Dataset rows describing interfaces:
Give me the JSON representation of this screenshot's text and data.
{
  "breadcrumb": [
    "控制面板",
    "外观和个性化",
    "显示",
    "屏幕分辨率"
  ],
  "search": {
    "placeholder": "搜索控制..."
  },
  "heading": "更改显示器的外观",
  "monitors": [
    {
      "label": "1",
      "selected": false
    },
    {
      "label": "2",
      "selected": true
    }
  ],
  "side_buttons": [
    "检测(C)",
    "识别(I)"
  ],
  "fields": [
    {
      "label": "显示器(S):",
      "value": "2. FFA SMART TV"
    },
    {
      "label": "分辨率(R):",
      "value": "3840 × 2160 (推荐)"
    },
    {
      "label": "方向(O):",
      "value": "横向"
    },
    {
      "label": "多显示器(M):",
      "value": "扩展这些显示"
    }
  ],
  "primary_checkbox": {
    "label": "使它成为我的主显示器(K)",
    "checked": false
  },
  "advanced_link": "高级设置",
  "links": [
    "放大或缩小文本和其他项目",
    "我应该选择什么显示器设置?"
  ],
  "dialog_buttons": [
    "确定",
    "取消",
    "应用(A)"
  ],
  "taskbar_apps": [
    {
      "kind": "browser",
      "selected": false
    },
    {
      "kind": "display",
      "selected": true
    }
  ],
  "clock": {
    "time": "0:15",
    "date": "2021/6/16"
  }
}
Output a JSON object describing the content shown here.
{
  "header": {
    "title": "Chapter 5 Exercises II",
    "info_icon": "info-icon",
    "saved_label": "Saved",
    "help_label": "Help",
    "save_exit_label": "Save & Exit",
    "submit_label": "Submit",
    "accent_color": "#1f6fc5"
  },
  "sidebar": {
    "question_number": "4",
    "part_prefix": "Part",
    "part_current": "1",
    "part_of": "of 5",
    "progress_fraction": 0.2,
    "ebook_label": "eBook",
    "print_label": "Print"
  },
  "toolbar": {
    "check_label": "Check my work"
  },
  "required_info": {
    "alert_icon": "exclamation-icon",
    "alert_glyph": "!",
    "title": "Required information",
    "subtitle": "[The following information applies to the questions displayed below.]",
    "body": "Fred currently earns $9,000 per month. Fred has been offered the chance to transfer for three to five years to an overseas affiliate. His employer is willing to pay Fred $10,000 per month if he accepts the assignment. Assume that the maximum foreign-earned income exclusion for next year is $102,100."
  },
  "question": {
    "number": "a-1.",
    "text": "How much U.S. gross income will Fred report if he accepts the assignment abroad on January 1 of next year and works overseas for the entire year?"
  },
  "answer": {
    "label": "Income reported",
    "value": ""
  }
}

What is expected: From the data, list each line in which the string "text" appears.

Task response:
Give me the JSON representation of this screenshot's text and data.
    "text": "How much U.S. gross income will Fred report if he accepts the assignment abroad on January 1 of next year and works overseas for the entire year?"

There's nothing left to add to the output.